NOTE: We only handle cases involving accidents and injuries. This article is for informational purposes only. Information found in the article does not constitute as formal legal advice and does not create an attorney/client relationship. We cannot help you beyond the information provided below if you have suffered from legal malpractice.
You do have options if your attorney messes up your case. Generally, your possibilities depend on the type of mistake and how much it affected your case. For minor mistakes, you can fire your attorney and get a second opinion. You can also report them for failing to meet their duties of professional conduct. For the most serious of cases, you can sue your former attorney for legal malpractice.
What is Legal Malpractice?
Legal malpractice is when an attorney makes a grievous error in handling a case. Lawyers are held to a general standard and codes of ethical and professional conduct. Depending on the severity, when they break these rules they may be guilty of medical malpractice. To prove this, there would more than likely need to be evidence of either negligence or an intent to harm and cause damages to you as a client.
It is important to remember that there is a difference between a mistake and legal malpractice. Lawyers are not perfect. They can and do make mistakes. However, there is a serious issue when that mistake is so severe that it hinders you from filing or possibly winning your case. Legal malpractice cases can be lengthy and expensive. It is advised to make the claims quickly if you feel like you have been wronged.
Types of Mistakes Made by Attorneys
There can be severe legal consequences if your attorney makes a mistake in our case. Some common errors include:
- Missing a statute of limitations: This is a time limit that you have to comply with when filing a lawsuit. For example, many car accident lawsuits have a statute of limitations of 2-3 years. Your lawyer should know what the time limit is for your case. If they miss this deadline you may be without a legal remedy to your claim.
- Incompetence: You expect your lawyer to have a basic knowledge of the law and of your case. They are more likely to make a mistake if they are specialists in a certain type of law and have no experience in the legal rules associated with your case. They must have some competence in the core of your case. If they do not and they still take the case, they are making an error and opening themselves up to legal malpractice claims.
- They break their fiduciary duty to a client: A lawyer’s main job is to protect and advocate for their client. This means that they have to act in the best interests of the client and they cannot act in their own best interest.
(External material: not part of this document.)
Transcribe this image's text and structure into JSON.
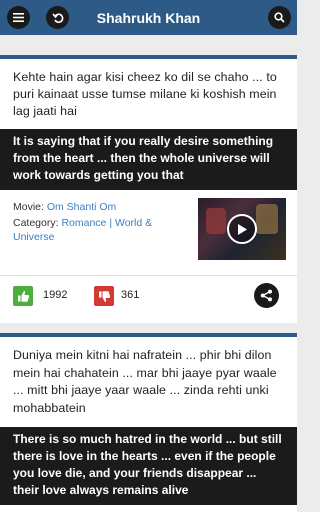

Instances of attorney’s breaking this duty include taking a case where there is a conflict of interest, ignoring a client’s wishes, or breaking attorney-client privilege.
- Other types of negligence: Types of these actions include making a serious error during a trial, failing to investigate facts properly, hiring improper expert witnesses, showing up to work drunk or on other substances, or collecting fees but then neglecting the client.
What can you do if your Attorney Messed up your Case?
You can file a lawsuit against your former attorney if you think the mistake they made was legal malpractice. To do this, you would need to prove negligence on their part. This usually involves four parts, all of which need supporting evidence:
Was your attorney negligent?
To show this, you need to show that a reasonable attorney in the same situation would have made a different decision. Remember, not all mistakes are legal malpractice. You need to show that this mistake was such an error that the attorney breached their duty to you to provide proficient legal care.
Did their mistake cause any damage?
If there is no harm to you, then there is no legal malpractice claim. For instance, there is no damage if an attorney made a mistake in filing a document but the judge did not add any penalties because of it.
How severe were the damages?
There is more than likely only minor damage if your attorney caused a delay of the case or trial by a few days. However, you have a stronger case if the attorney missed a statute of limitations and barred you from suing someone who caused you harm.
Did the damages ruin your case?
For this, you would need to show the court that you had a viable case that would have won with a legal certainty if your attorney had not made a mistake. This means that if you did not have a strong case to begin with, you would be unlikely to win a legal malpractice case.
There are other options if you don’t want to sue your former attorney for a mistake they made. You can report them to the state bar or the American Bar Association. They will conduct an investigation if the mistake is serious enough and the lawyer could face being disbarred or other disciplinary actions.